Law firms could save a significant amount of money by reducing health benefit-related costs, but that can be difficult in an industry that expects premium workplace perks. Here, we look at three ways firms can trim their health care bills, while avoiding an uproar over cuts to benefits.
A trailblazing judge on New York's highest court found dead in the Hudson River in April took her own life, the office of New York City's medical examiner said on Wednesday.
India’s legal market will likely be opening up to foreign lawyers “any day,” the Society of Indian Law Firms told its members in a recent letter published on the organization’s website.
Defenses are becoming increasingly more complicated and sophisticated. The increase in the number of defenses a plaintiff will face during a case means cases are taking longer to be resolved and becoming more costly to litigate, says Bruce Katzen of Kluger Kaplan Silverman Katzen & Levine PL.
The Law360 400 features the largest U.S.-based law firms and vereins with a U.S. component, as measured by domestic attorney headcount.
The first step in assembling an intelligent response to a request for an alternative fee arrangement is for outside counsel to be certain they understand the primary reasons that the client is making the request, say attorneys with WilmerHale.
We've heard last term described as the calm before the storm. I think we may get to see the storm in this next sitting, says Ian Gershengorn, former acting solicitor general of the United States.
These days, legal operations directors can easily get stretched too thin between responsibilities like overseeing support staff and taking on office management responsibilities.
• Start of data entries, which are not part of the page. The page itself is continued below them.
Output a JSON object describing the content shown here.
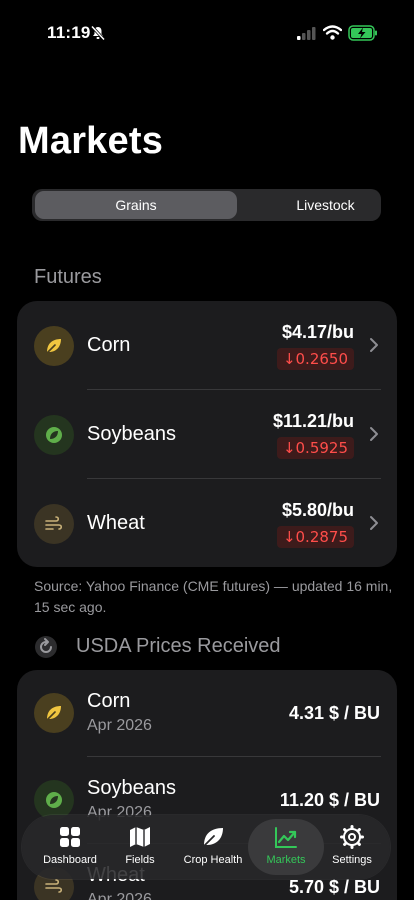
{
  "status": {
    "time": "11:19"
  },
  "title": "Markets",
  "segments": {
    "grains": "Grains",
    "livestock": "Livestock"
  },
  "futures": {
    "label": "Futures",
    "items": [
      {
        "name": "Corn",
        "price": "$4.17/bu",
        "change": "↓0.2650",
        "icon": "leaf-icon"
      },
      {
        "name": "Soybeans",
        "price": "$11.21/bu",
        "change": "↓0.5925",
        "icon": "leaf-circle-icon"
      },
      {
        "name": "Wheat",
        "price": "$5.80/bu",
        "change": "↓0.2875",
        "icon": "wind-icon"
      }
    ],
    "source": "Source: Yahoo Finance (CME futures) — updated 16 min, 15 sec ago."
  },
  "usda": {
    "label": "USDA Prices Received",
    "items": [
      {
        "name": "Corn",
        "date": "Apr 2026",
        "price": "4.31 $ / BU"
      },
      {
        "name": "Soybeans",
        "date": "Apr 2026",
        "price": "11.20 $ / BU"
      },
      {
        "name": "Wheat",
        "date": "Apr 2026",
        "price": "5.70 $ / BU"
      }
    ]
  },
  "tabs": {
    "dashboard": "Dashboard",
    "fields": "Fields",
    "crop_health": "Crop Health",
    "markets": "Markets",
    "settings": "Settings"
  },
  "colors": {
    "accent": "#34c759",
    "negative": "#ff4d4a",
    "card": "#1c1c1e"
  }
}
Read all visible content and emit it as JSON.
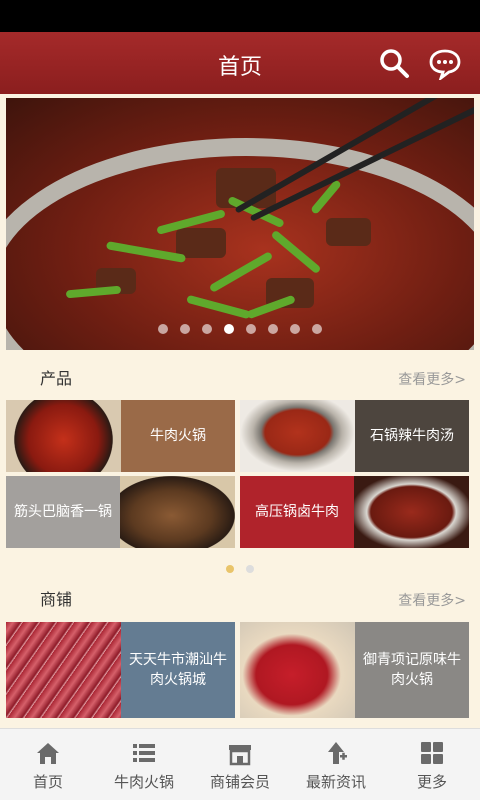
{
  "header": {
    "title": "首页"
  },
  "banner": {
    "slide_count": 8,
    "active_slide": 3
  },
  "products": {
    "title": "产品",
    "more": "查看更多>",
    "items": [
      {
        "label": "牛肉火锅",
        "color": "#9a6a48"
      },
      {
        "label": "石锅辣牛肉汤",
        "color": "#4d453e"
      },
      {
        "label": "筋头巴脑香一锅",
        "color": "#a3a09d"
      },
      {
        "label": "高压锅卤牛肉",
        "color": "#b0232b"
      }
    ]
  },
  "products_pager": {
    "pages": 2,
    "active": 1
  },
  "shops": {
    "title": "商铺",
    "more": "查看更多>",
    "items": [
      {
        "label": "天天牛市潮汕牛肉火锅城",
        "color": "#647c92"
      },
      {
        "label": "御青项记原味牛肉火锅",
        "color": "#8a8885"
      }
    ]
  },
  "tabbar": {
    "items": [
      {
        "label": "首页",
        "icon": "home-icon"
      },
      {
        "label": "牛肉火锅",
        "icon": "list-icon"
      },
      {
        "label": "商铺会员",
        "icon": "store-icon"
      },
      {
        "label": "最新资讯",
        "icon": "news-icon"
      },
      {
        "label": "更多",
        "icon": "grid-icon"
      }
    ]
  }
}
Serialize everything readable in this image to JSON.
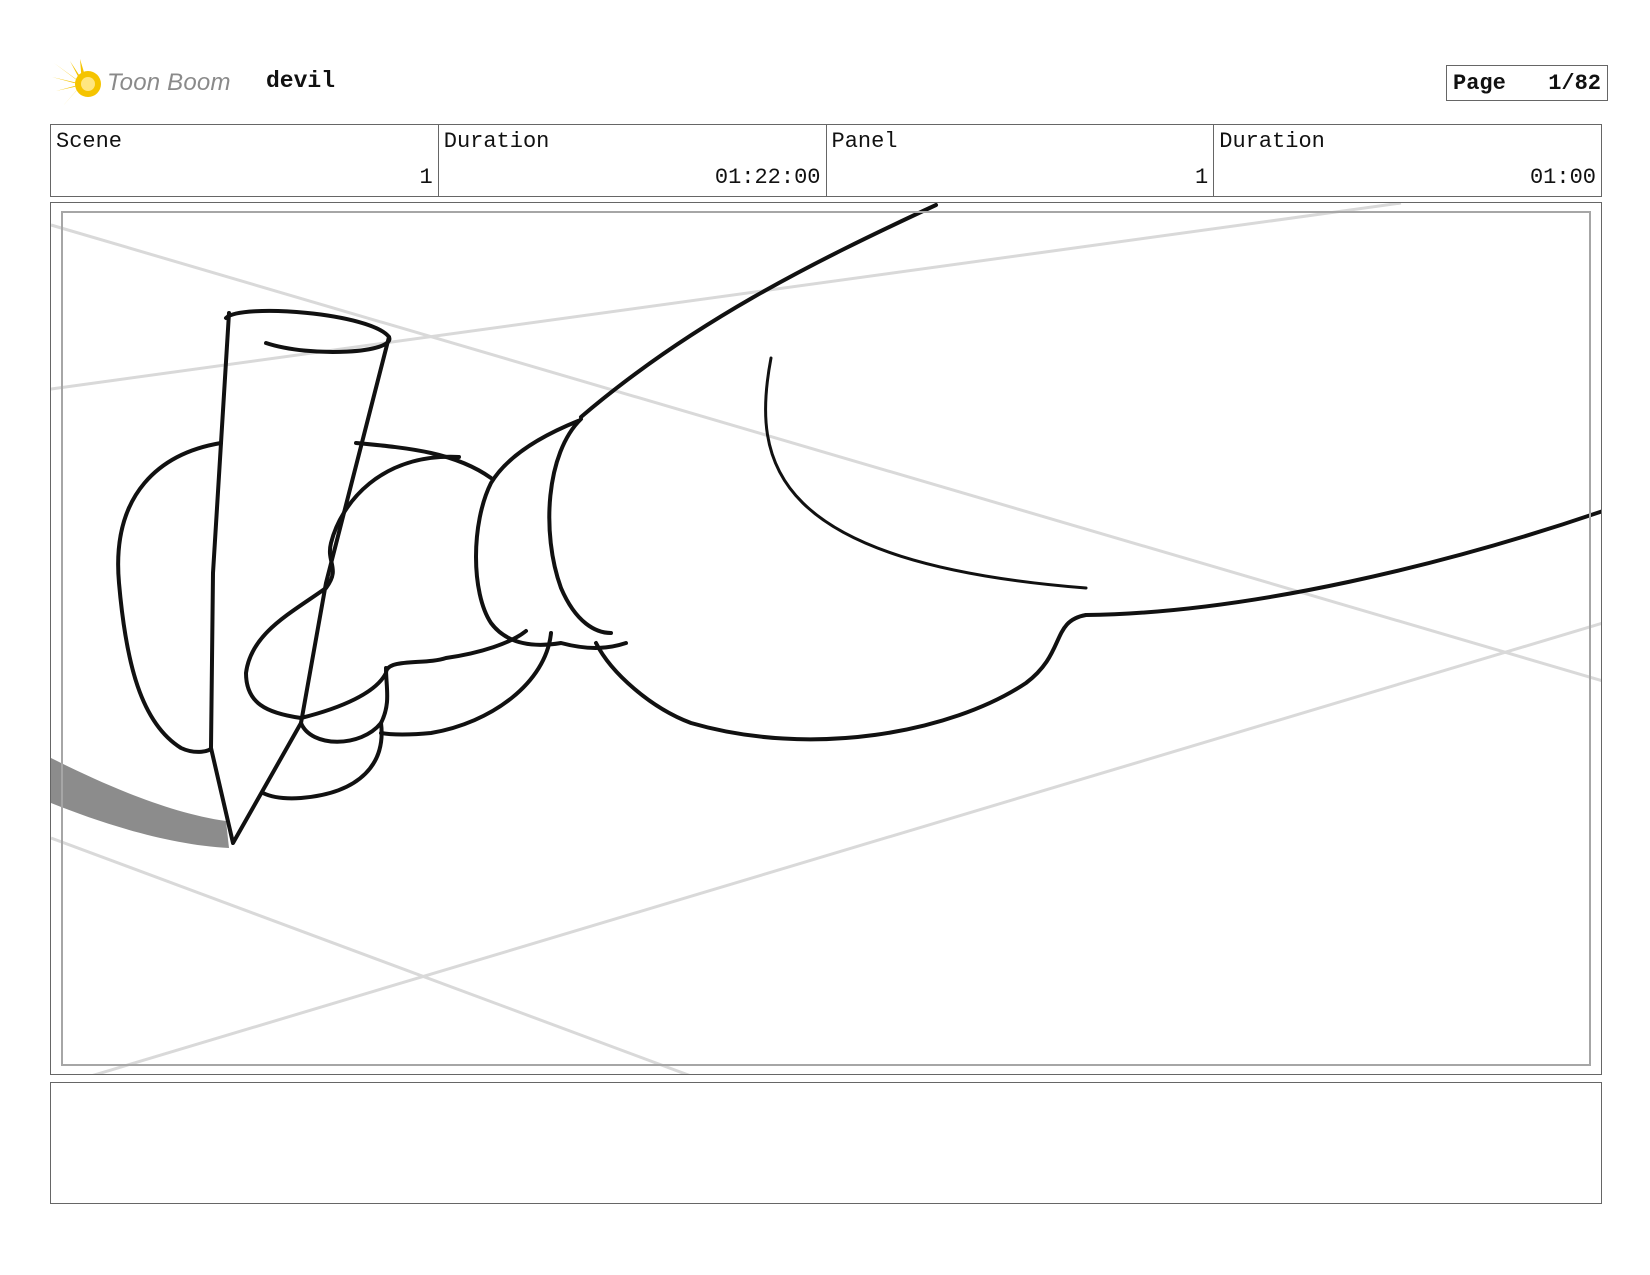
{
  "header": {
    "brand": "Toon Boom",
    "project": "devil",
    "page_label": "Page",
    "page_value": "1/82"
  },
  "info": {
    "scene_label": "Scene",
    "scene_value": "1",
    "scene_duration_label": "Duration",
    "scene_duration_value": "01:22:00",
    "panel_label": "Panel",
    "panel_value": "1",
    "panel_duration_label": "Duration",
    "panel_duration_value": "01:00"
  },
  "notes": {
    "text": ""
  },
  "icons": {
    "logo": "toon-boom-star-icon",
    "logo_color": "#f5c400"
  }
}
Legal operations teams should focus their time and effort on outside counsel management, technology planning and analytics, says Jaime Woltjen of Stout Risius Ross LLC.
With the U.S. Supreme Court term now concluded, we take a look back at some first impressions from the experts when the most impactful decisions for corporate law were handed down.
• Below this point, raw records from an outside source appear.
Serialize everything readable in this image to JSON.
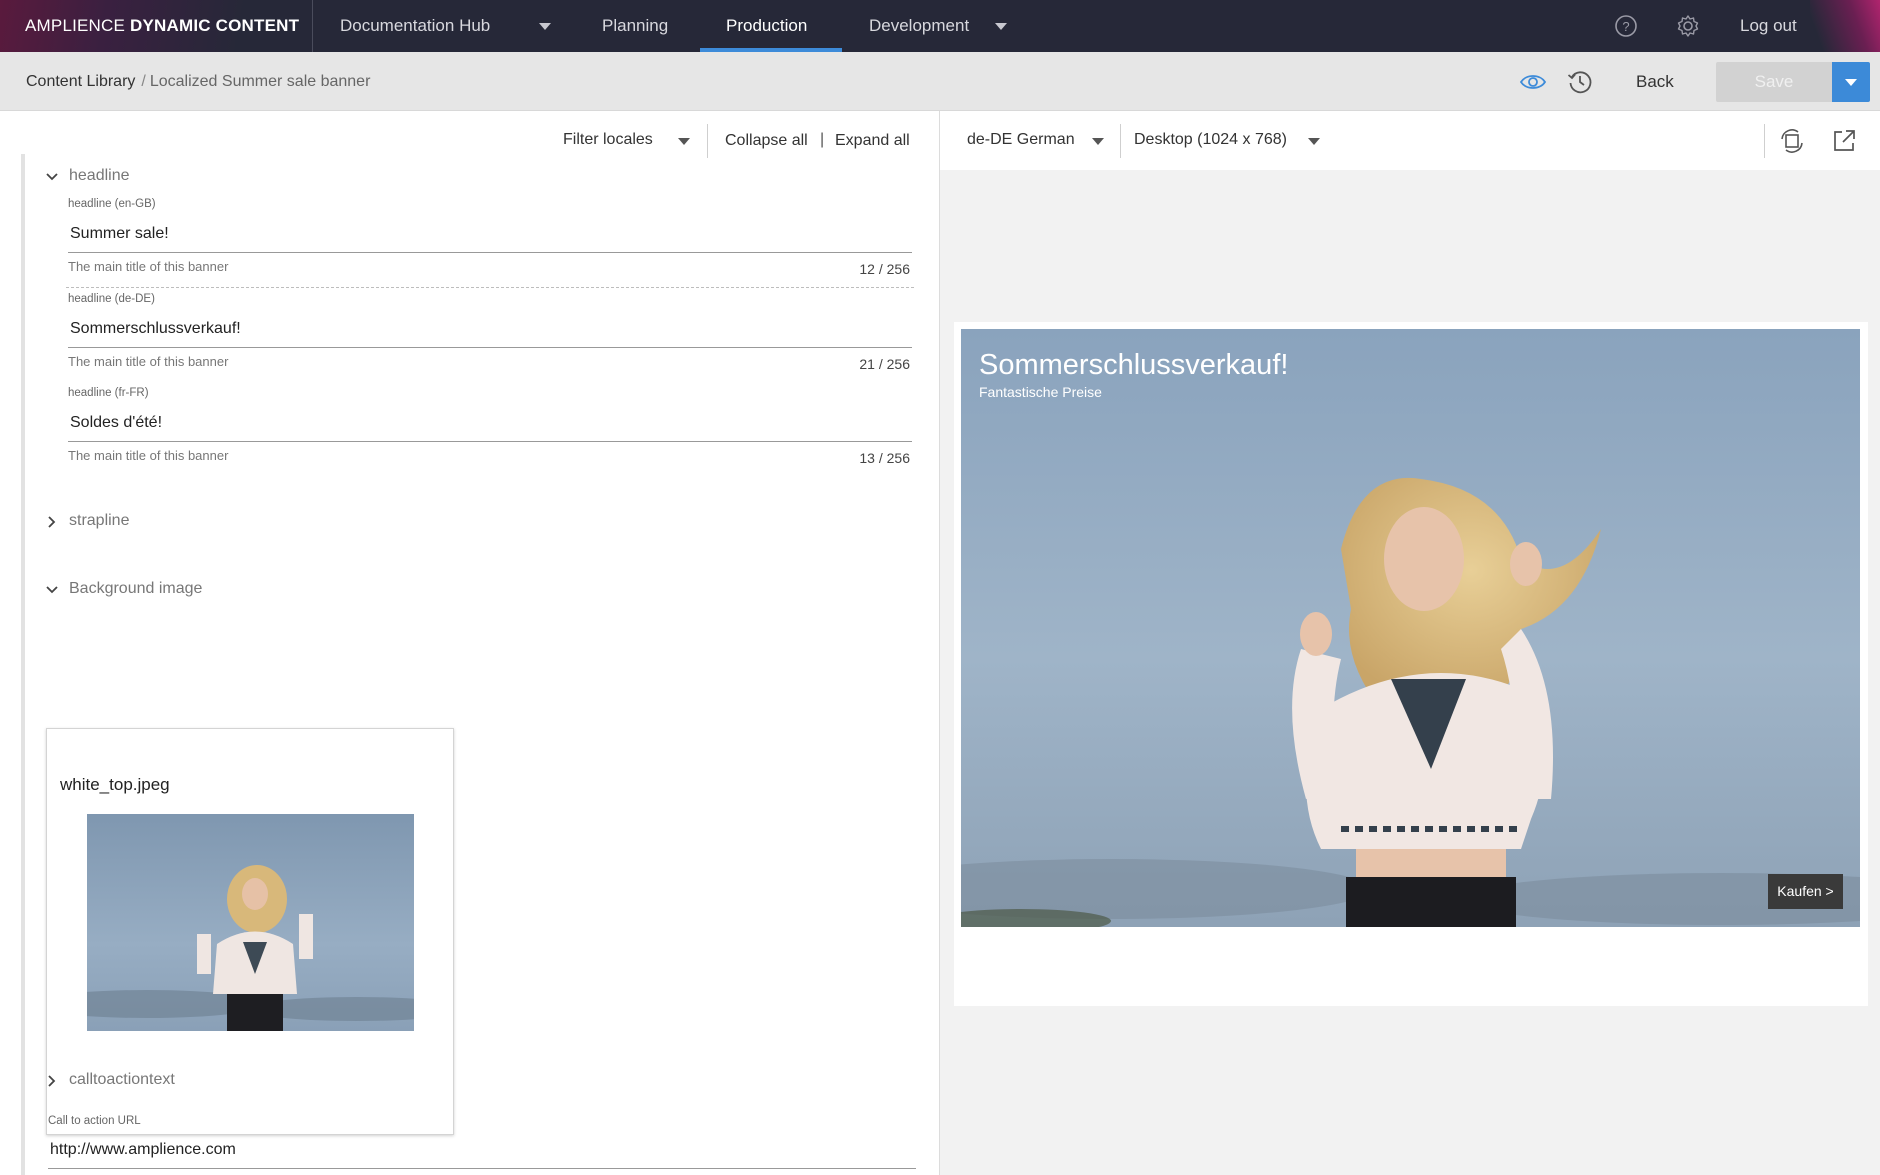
{
  "topnav": {
    "brand_light": "AMPLIENCE",
    "brand_bold": "DYNAMIC CONTENT",
    "hub": "Documentation Hub",
    "tabs": [
      "Planning",
      "Production",
      "Development"
    ],
    "active_tab": "Production",
    "logout": "Log out"
  },
  "subheader": {
    "breadcrumb_root": "Content Library",
    "breadcrumb_separator": "/",
    "breadcrumb_leaf": "Localized Summer sale banner",
    "back": "Back",
    "save": "Save"
  },
  "editor_toolbar": {
    "filter_locales": "Filter locales",
    "collapse_all": "Collapse all",
    "divider": "|",
    "expand_all": "Expand all"
  },
  "sections": {
    "headline": {
      "title": "headline",
      "fields": [
        {
          "label": "headline (en-GB)",
          "value": "Summer sale!",
          "help": "The main title of this banner",
          "count": "12 / 256"
        },
        {
          "label": "headline (de-DE)",
          "value": "Sommerschlussverkauf!",
          "help": "The main title of this banner",
          "count": "21 / 256"
        },
        {
          "label": "headline (fr-FR)",
          "value": "Soldes d'été!",
          "help": "The main title of this banner",
          "count": "13 / 256"
        }
      ]
    },
    "strapline": {
      "title": "strapline"
    },
    "background_image": {
      "title": "Background image",
      "filename": "white_top.jpeg"
    },
    "calltoactiontext": {
      "title": "calltoactiontext"
    },
    "cta_url": {
      "label": "Call to action URL",
      "value": "http://www.amplience.com"
    }
  },
  "preview": {
    "locale": "de-DE German",
    "viewport": "Desktop (1024 x 768)",
    "banner_title": "Sommerschlussverkauf!",
    "banner_subtitle": "Fantastische Preise",
    "banner_button": "Kaufen >"
  },
  "colors": {
    "nav_bg": "#262838",
    "accent": "#3d8bd9",
    "sky": "#8ea7bf"
  },
  "icons": [
    "help-icon",
    "settings-icon",
    "eye-icon",
    "history-icon",
    "chevron-down-icon",
    "chevron-right-icon",
    "rotate-icon",
    "open-external-icon"
  ]
}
The law relating to the taking of discovery directly from U.S. law firms is evolving in favor of disclosure when documents have been provided to third parties. Law firms must be vigilant in handling their clients' documents or face being responsible for producing them to third parties, say Steven Kobre and John Han of Kobre & Kim LLP.
Since 1980, there has been a systemic supersizing of business enterprises, the growth of sovereign wealth, and the emergence of international businesses. The pressure this has put on national and regional law firms to go global or go home is enormous, says Fredric Newman, a founding partner of Hoguet Newman Regal & Kenney LLP.
The simple practice of asking jurors important and substantive questions early can help make trial by jury a more reliable form of dispute resolution, say Stephen Susman, Richard Lorren Jolly and Dr. Roy Futterman of the NYU School of Law Civil Jury Project.
It was a privilege to spend a half-hour on the phone with the nation's foremost First Amendment lawyer. Floyd Abrams and I discussed his career, his new book and what he sees in his free-speech crystal ball. And he was a very good sport when I asked if it is constitutionally protected to yell inside a movie theater: “Citizens United is a terrible decision and should be set on fire,” says Randy Maniloff of White and Williams LLP.
Recent surveys show that law firms won't be able to rely on the flood of associates their business model demands as long as they require them to dedicate all day, most nights, every weekend and all holidays to firm business, says Jill Dessalines, founder of Strategic Advice for Successful Lawyers and former assistant GC at McKesson Corp.
Despite legal education training and the focus on logic and reason by the courts, lawyers address emotional issues on a daily basis — albeit more indirectly. But a shift to consciously and strategically addressing emotions gives us a powerful tool to help our clients reach faster, better decisions, say dispute resolution experts Robert Creo and Selina Shultz.